New Delhi, Dec 8: The Supreme Court Monday grilled step-aside BCCI president N Srinivasan on conflict of interest and said it was difficult for it to accept that the involvement of his son-in-law Gurunath Meiyappan - a team official of Chennai Super Kings - in betting during the IPL 2013 did not result in conflict of interest.
"Srinivasan is the vice chairman and managing director of India Cement Limited, an owner of IPL franchise Chennai Super Kings, your son-in-law is a team official and he is involved in betting. It is very difficult to accept the proposition that there is no conflict of interest," said the bench of Justice TS Thakur and Justice Fakkir Mohamed Ibrahim Kalifulla.
"You are a contractor, and also the head of the contracting party. Is there no conflict," the court asked of counsel Kapil Sibal who appeared for Srinivasan.
"Your duty as BCCI head and the owner of CSK is pulling in different directions," it added.
The court's remark came as Sibal said only the acts committed by Srinivasan would result in action against Chennai Super Kings and the adverse consequences of betting activities of Meiyappan would not impact the IPL franchise.
"If he (Meiyappan) is a team official who is betting, would it not affect the team? Would not, in this situation, your team get disqualified," the court asked, following which Sibal said: "No, no. only if owner is involved (the team would get disqualified)."

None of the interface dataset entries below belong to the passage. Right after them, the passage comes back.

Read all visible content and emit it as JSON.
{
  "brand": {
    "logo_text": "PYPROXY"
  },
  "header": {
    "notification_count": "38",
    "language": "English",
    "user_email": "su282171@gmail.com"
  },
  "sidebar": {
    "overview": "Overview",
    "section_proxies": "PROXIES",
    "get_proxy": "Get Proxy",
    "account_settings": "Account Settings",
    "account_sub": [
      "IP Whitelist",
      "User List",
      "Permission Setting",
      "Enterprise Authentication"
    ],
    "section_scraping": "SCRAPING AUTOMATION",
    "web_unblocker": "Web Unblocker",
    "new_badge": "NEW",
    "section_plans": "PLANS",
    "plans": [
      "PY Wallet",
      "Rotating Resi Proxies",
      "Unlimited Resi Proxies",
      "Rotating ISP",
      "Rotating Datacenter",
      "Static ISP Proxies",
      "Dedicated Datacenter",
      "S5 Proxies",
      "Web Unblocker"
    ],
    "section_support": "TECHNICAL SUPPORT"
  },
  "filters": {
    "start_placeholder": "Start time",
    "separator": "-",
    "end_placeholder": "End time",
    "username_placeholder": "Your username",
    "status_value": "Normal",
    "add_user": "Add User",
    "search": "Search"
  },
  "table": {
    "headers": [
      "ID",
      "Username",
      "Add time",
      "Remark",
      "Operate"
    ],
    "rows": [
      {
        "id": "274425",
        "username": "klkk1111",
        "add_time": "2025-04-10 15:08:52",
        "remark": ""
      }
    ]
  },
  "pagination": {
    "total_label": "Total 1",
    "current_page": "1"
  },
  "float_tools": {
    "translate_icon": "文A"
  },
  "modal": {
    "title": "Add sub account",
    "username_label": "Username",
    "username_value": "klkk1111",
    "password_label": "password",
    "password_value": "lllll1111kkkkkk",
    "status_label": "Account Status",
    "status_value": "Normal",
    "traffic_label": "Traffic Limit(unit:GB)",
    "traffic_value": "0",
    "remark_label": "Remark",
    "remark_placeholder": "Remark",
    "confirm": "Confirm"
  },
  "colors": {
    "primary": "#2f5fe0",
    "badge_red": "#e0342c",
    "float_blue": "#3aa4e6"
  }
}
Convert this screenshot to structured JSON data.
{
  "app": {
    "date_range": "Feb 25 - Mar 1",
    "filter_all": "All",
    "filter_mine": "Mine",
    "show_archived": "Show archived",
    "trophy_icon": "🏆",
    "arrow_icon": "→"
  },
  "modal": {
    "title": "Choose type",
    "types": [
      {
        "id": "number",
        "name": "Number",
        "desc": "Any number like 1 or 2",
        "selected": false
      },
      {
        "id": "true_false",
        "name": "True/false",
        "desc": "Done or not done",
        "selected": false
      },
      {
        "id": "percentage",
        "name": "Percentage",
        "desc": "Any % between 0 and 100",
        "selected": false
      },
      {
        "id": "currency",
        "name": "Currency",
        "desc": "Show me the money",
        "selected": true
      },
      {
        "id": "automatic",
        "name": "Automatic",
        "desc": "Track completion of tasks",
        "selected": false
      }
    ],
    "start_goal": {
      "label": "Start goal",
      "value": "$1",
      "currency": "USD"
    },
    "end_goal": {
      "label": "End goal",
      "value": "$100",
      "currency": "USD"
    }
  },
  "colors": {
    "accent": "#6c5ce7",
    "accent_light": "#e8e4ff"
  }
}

In answer to another poser by the court whether Srinivasan's interest as BCCI head to act against CSK was not at variance with his interest as owner of the IPL franchise, Sibal said that in that situation "I (Srinivasan) will step aside and that is what had happened when Jagmohan Dalmiya stepped in after I had stepped aside in the wake of allegations against Meiyappan".
"You will keep away," the court asked as Sibal in an attempt to reassure the court said: "Yes, that is what had happened. The taste of the pudding is in eating."
In response to another query by the bench that "If the court were to come to the conclusion that some part of your son-in-law's activities affects you, then what will happen," Sibal said: "BCCI will not stand in the way of anyone who has been accused of wrong-doing."
At the outset of the hearing, Sibal sought to impress upon the court that the conflict of interest was something that has been accepted globally as everyone was in some kind of conflict of interest and the test was "Have you at any given point of time perpetrated your interest?"
Apparently unpersuaded, the court said: "That (actual perpetration) is not the test. Likelihood of conflict of interest is the test. Likelihood of bias is the test. The conflict of interest that we are dealing with is the duty you (as the head of the BCCI) have to discharge and your personal interest (as owner of the CSK)."
Sibal sought to defend Srinivasan, saying a large number of other eminent people like Sunil Gavaskar, Sachin Tandulkar, Saurav Ganguly and Anil Kumble were similarly placed in conflict of interest situation but he (Srinivasan) was being targeted as some people want to keep him outside the apex cricketing body.
Making distinction between commercial interest and what a professional gets paid for rendering professional services, the court said: "Those who invest money to earn money and those who give professional advice and get money (for it) are two different things."